Exercise: The expected output is every entry, repeated exactly.
◆ ◆ ◆ ◆ ◆
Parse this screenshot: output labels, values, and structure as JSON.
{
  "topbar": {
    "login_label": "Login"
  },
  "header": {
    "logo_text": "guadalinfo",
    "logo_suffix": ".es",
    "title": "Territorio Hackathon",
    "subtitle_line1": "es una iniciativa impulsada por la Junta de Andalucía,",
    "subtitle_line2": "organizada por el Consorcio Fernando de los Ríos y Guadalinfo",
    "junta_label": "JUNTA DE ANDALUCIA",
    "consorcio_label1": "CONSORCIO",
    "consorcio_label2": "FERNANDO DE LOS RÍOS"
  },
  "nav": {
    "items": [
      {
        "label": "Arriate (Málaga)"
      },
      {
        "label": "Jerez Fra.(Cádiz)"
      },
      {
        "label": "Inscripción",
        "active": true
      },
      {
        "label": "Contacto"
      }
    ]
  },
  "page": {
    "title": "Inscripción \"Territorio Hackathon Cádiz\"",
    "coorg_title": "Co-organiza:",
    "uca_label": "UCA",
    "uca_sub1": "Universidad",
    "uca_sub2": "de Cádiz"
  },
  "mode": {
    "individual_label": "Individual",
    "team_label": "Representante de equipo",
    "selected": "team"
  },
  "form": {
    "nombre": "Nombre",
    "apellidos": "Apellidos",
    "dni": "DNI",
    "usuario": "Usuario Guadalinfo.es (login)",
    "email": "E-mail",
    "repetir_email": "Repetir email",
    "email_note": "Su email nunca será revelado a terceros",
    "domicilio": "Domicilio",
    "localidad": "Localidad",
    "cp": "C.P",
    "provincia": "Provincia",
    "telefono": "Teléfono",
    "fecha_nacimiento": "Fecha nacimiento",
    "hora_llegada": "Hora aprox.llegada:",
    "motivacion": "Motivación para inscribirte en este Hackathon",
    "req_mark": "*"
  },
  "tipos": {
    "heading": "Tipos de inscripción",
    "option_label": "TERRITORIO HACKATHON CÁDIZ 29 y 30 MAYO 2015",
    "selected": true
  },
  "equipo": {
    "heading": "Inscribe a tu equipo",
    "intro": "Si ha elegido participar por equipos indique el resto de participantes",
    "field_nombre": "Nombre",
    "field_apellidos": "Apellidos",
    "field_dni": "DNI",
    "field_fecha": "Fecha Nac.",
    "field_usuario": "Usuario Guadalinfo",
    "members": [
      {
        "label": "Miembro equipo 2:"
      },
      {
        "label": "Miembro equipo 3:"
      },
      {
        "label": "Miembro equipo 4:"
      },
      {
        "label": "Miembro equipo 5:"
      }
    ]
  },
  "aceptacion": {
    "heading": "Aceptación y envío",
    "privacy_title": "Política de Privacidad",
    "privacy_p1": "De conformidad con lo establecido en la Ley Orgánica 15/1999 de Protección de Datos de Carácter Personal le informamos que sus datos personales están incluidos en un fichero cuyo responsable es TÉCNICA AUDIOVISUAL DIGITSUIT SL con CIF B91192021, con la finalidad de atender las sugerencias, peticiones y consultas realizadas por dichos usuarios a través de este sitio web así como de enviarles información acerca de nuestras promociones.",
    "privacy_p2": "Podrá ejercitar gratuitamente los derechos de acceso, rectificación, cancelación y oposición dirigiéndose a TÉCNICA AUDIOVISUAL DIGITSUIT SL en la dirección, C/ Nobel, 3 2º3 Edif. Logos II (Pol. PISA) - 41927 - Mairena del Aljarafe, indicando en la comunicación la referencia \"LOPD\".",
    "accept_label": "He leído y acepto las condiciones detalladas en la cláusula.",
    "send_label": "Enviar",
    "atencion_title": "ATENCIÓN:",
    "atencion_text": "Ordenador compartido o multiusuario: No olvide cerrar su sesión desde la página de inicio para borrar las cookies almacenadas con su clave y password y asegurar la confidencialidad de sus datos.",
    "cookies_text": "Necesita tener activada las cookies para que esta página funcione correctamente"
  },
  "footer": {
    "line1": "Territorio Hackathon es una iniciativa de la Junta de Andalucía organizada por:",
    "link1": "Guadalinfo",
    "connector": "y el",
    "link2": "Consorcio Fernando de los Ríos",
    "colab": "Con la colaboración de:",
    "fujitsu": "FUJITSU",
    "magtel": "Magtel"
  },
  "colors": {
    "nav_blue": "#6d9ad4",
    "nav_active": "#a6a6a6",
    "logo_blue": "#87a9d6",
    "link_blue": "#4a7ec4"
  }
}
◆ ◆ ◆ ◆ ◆
Answer space:
Parse this screenshot: output labels, values, and structure as JSON.
{
  "topbar": {
    "login_label": "Login"
  },
  "header": {
    "logo_text": "guadalinfo",
    "logo_suffix": ".es",
    "title": "Territorio Hackathon",
    "subtitle_line1": "es una iniciativa impulsada por la Junta de Andalucía,",
    "subtitle_line2": "organizada por el Consorcio Fernando de los Ríos y Guadalinfo",
    "junta_label": "JUNTA DE ANDALUCIA",
    "consorcio_label1": "CONSORCIO",
    "consorcio_label2": "FERNANDO DE LOS RÍOS"
  },
  "nav": {
    "items": [
      {
        "label": "Arriate (Málaga)"
      },
      {
        "label": "Jerez Fra.(Cádiz)"
      },
      {
        "label": "Inscripción",
        "active": true
      },
      {
        "label": "Contacto"
      }
    ]
  },
  "page": {
    "title": "Inscripción \"Territorio Hackathon Cádiz\"",
    "coorg_title": "Co-organiza:",
    "uca_label": "UCA",
    "uca_sub1": "Universidad",
    "uca_sub2": "de Cádiz"
  },
  "mode": {
    "individual_label": "Individual",
    "team_label": "Representante de equipo",
    "selected": "team"
  },
  "form": {
    "nombre": "Nombre",
    "apellidos": "Apellidos",
    "dni": "DNI",
    "usuario": "Usuario Guadalinfo.es (login)",
    "email": "E-mail",
    "repetir_email": "Repetir email",
    "email_note": "Su email nunca será revelado a terceros",
    "domicilio": "Domicilio",
    "localidad": "Localidad",
    "cp": "C.P",
    "provincia": "Provincia",
    "telefono": "Teléfono",
    "fecha_nacimiento": "Fecha nacimiento",
    "hora_llegada": "Hora aprox.llegada:",
    "motivacion": "Motivación para inscribirte en este Hackathon",
    "req_mark": "*"
  },
  "tipos": {
    "heading": "Tipos de inscripción",
    "option_label": "TERRITORIO HACKATHON CÁDIZ 29 y 30 MAYO 2015",
    "selected": true
  },
  "equipo": {
    "heading": "Inscribe a tu equipo",
    "intro": "Si ha elegido participar por equipos indique el resto de participantes",
    "field_nombre": "Nombre",
    "field_apellidos": "Apellidos",
    "field_dni": "DNI",
    "field_fecha": "Fecha Nac.",
    "field_usuario": "Usuario Guadalinfo",
    "members": [
      {
        "label": "Miembro equipo 2:"
      },
      {
        "label": "Miembro equipo 3:"
      },
      {
        "label": "Miembro equipo 4:"
      },
      {
        "label": "Miembro equipo 5:"
      }
    ]
  },
  "aceptacion": {
    "heading": "Aceptación y envío",
    "privacy_title": "Política de Privacidad",
    "privacy_p1": "De conformidad con lo establecido en la Ley Orgánica 15/1999 de Protección de Datos de Carácter Personal le informamos que sus datos personales están incluidos en un fichero cuyo responsable es TÉCNICA AUDIOVISUAL DIGITSUIT SL con CIF B91192021, con la finalidad de atender las sugerencias, peticiones y consultas realizadas por dichos usuarios a través de este sitio web así como de enviarles información acerca de nuestras promociones.",
    "privacy_p2": "Podrá ejercitar gratuitamente los derechos de acceso, rectificación, cancelación y oposición dirigiéndose a TÉCNICA AUDIOVISUAL DIGITSUIT SL en la dirección, C/ Nobel, 3 2º3 Edif. Logos II (Pol. PISA) - 41927 - Mairena del Aljarafe, indicando en la comunicación la referencia \"LOPD\".",
    "accept_label": "He leído y acepto las condiciones detalladas en la cláusula.",
    "send_label": "Enviar",
    "atencion_title": "ATENCIÓN:",
    "atencion_text": "Ordenador compartido o multiusuario: No olvide cerrar su sesión desde la página de inicio para borrar las cookies almacenadas con su clave y password y asegurar la confidencialidad de sus datos.",
    "cookies_text": "Necesita tener activada las cookies para que esta página funcione correctamente"
  },
  "footer": {
    "line1": "Territorio Hackathon es una iniciativa de la Junta de Andalucía organizada por:",
    "link1": "Guadalinfo",
    "connector": "y el",
    "link2": "Consorcio Fernando de los Ríos",
    "colab": "Con la colaboración de:",
    "fujitsu": "FUJITSU",
    "magtel": "Magtel"
  },
  "colors": {
    "nav_blue": "#6d9ad4",
    "nav_active": "#a6a6a6",
    "logo_blue": "#87a9d6",
    "link_blue": "#4a7ec4"
  }
}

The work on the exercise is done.